To the Editor:
In his recent letter to the editor, “Notre Dame: a lesson for Yale football,” (12/3), Gary P. Fernando ’03 was wrong to assert that Yale should follow Notre Dame’s lead and fire head football coach Jack Siedlecki. Indeed, the only lesson for the Yale community to learn from Notre Dame’s reactionary firing of their head football coach, Tyrone Willingham, is that realism must temper passion when evaluating the relative success of a college football team.
Despite what PlayStation 2’s John Madden football game would lead Mr. Fernando and others to believe, winning is difficult. As any intercollegiate athlete or coach could attest, nothing guarantees victories and no one man controls a team’s fate. Mr. Fernando calls on Athletic Director Tom Beckett to “right the ship.” Well, that is precisely what Mr. Beckett did in 1996 when he hired Coach Siedlecki. In just three short years, Coach Siedlecki guided Yale’s ship from choppy waters to an Ivy league championship. His offensive scheme, which was often criticized this fall, has shattered nearly every offensive record established during the preceding 120 years of Yale football. During his tenure, his overall record stands at 44-35, which is particularly commendable considering a 1-9 campaign his first year.
Could the team have preformed better this year? Sure. The players and coaches readily admitted that throughout the season. Is there anyone better to lead Yale football this coming year and beyond than Coach Siedlecki? Absolutely not. The recent firing of Tyrone Willingham at Notre Dame was wrong. By firing Willingham, Notre Dame’s administration demonstrated only their ignorance about the competitive realities of contemporary college football. Today, I am relieved to know that it is only Mr. Fernando — and not Mr. Beckett — who has subscribed to the short-sighted lessons echoing from the hallowed halls of Notre Dame.

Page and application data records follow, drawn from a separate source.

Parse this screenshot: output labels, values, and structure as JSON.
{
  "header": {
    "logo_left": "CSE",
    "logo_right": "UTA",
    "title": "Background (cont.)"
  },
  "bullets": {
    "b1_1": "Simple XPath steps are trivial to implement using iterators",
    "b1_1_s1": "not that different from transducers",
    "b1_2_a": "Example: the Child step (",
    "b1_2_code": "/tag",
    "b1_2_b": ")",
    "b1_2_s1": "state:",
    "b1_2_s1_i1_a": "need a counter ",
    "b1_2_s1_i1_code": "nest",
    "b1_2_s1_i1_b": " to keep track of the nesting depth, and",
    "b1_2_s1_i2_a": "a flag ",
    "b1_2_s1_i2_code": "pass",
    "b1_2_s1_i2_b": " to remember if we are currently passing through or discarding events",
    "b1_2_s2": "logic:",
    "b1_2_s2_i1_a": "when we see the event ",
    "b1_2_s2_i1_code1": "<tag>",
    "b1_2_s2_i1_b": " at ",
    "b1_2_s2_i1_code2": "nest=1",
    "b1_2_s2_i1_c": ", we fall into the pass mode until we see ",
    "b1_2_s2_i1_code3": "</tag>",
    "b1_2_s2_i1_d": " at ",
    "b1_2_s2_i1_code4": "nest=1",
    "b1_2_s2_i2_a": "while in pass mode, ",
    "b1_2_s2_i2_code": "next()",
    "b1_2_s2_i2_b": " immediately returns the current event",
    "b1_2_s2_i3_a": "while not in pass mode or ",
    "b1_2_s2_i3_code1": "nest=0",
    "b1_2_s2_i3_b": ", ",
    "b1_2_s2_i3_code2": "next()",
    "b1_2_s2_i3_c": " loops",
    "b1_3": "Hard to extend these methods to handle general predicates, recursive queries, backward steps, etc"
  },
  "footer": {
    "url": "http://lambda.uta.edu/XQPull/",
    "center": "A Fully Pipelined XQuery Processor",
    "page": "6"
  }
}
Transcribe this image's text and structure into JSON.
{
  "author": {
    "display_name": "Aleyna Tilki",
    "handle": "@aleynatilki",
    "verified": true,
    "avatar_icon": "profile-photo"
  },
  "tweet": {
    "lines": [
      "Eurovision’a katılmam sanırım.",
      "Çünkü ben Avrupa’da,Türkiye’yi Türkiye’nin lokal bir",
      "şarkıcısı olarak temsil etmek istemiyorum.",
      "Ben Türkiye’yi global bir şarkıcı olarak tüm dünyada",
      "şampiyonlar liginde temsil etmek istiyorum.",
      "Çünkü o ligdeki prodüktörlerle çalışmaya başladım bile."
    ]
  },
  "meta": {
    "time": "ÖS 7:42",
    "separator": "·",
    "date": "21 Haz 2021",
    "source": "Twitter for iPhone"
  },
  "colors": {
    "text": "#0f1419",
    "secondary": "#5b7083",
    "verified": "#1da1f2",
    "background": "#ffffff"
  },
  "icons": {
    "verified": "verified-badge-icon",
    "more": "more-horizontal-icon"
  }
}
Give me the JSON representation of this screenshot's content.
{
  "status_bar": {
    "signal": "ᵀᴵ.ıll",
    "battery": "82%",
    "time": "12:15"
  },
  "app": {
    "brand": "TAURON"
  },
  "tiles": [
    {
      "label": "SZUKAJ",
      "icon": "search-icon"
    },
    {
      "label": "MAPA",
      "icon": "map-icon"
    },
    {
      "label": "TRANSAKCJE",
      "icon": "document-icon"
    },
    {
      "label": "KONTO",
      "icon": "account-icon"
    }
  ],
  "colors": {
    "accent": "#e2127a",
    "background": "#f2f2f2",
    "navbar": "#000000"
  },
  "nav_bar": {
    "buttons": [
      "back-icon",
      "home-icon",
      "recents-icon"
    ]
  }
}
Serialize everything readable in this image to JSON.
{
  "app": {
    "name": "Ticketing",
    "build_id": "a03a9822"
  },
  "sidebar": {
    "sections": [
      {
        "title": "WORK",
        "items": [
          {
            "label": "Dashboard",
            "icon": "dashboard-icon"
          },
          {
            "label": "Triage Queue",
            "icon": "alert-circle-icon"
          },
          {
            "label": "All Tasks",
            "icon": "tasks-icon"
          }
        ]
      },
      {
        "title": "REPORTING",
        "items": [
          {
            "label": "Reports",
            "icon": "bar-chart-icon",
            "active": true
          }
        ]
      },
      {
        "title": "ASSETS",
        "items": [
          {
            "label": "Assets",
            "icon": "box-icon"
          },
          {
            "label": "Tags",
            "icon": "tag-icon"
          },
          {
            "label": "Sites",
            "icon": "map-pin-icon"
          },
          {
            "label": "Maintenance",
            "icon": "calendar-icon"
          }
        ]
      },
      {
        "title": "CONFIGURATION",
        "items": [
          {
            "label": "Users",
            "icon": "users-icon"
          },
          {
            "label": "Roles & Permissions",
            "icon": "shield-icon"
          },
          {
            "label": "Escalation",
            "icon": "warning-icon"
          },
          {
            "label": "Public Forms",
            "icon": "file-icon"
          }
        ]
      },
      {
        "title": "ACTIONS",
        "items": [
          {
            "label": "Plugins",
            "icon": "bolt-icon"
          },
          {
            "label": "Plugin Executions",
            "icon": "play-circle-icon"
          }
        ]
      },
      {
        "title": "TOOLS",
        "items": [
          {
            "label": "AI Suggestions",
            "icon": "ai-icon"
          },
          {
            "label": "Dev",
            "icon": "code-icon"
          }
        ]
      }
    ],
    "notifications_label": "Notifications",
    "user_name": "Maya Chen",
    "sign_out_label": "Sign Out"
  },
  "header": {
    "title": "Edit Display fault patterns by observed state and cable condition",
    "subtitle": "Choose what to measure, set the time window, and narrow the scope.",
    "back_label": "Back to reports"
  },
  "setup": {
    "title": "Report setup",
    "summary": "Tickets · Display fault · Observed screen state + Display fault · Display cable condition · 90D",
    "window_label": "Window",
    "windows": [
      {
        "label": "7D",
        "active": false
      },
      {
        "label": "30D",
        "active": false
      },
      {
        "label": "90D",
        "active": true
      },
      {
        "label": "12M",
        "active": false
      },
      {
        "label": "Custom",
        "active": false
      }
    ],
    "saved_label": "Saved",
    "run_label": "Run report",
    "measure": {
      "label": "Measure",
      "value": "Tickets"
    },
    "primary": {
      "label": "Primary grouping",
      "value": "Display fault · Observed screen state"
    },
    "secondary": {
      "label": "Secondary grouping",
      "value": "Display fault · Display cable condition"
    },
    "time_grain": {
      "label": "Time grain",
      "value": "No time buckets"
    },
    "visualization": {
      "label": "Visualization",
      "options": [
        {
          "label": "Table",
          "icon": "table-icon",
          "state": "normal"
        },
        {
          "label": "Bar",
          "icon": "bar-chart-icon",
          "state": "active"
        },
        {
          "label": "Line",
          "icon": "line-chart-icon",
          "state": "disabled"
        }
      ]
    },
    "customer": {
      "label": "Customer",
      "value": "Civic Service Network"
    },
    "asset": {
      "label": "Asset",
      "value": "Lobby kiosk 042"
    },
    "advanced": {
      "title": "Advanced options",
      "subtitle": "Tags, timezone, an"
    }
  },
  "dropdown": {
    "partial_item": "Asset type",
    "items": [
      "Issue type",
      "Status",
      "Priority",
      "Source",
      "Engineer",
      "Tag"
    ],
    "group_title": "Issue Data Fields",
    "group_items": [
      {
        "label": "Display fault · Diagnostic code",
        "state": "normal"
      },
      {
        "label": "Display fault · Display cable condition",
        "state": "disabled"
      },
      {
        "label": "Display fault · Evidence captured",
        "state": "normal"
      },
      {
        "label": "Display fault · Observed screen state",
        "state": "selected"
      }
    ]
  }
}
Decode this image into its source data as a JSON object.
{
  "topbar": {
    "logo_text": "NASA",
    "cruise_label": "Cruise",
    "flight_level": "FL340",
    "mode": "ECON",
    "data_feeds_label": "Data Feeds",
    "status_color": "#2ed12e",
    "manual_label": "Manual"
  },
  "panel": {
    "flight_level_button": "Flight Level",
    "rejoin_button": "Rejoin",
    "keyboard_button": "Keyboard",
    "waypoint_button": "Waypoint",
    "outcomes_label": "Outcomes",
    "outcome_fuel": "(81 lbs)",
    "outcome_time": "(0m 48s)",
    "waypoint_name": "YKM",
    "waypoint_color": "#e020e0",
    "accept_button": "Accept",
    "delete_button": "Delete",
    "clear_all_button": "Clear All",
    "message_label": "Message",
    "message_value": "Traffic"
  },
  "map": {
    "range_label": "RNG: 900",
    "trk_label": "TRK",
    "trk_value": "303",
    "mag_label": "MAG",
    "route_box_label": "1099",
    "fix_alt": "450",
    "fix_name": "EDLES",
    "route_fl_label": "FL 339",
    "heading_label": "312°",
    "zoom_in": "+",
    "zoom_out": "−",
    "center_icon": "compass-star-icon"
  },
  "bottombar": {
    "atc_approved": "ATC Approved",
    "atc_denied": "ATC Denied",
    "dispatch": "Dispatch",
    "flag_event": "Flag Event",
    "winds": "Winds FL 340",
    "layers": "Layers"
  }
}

Peter Mazza ’01
Dec. 3, 2004
The writer is a former captain of the Yale football team.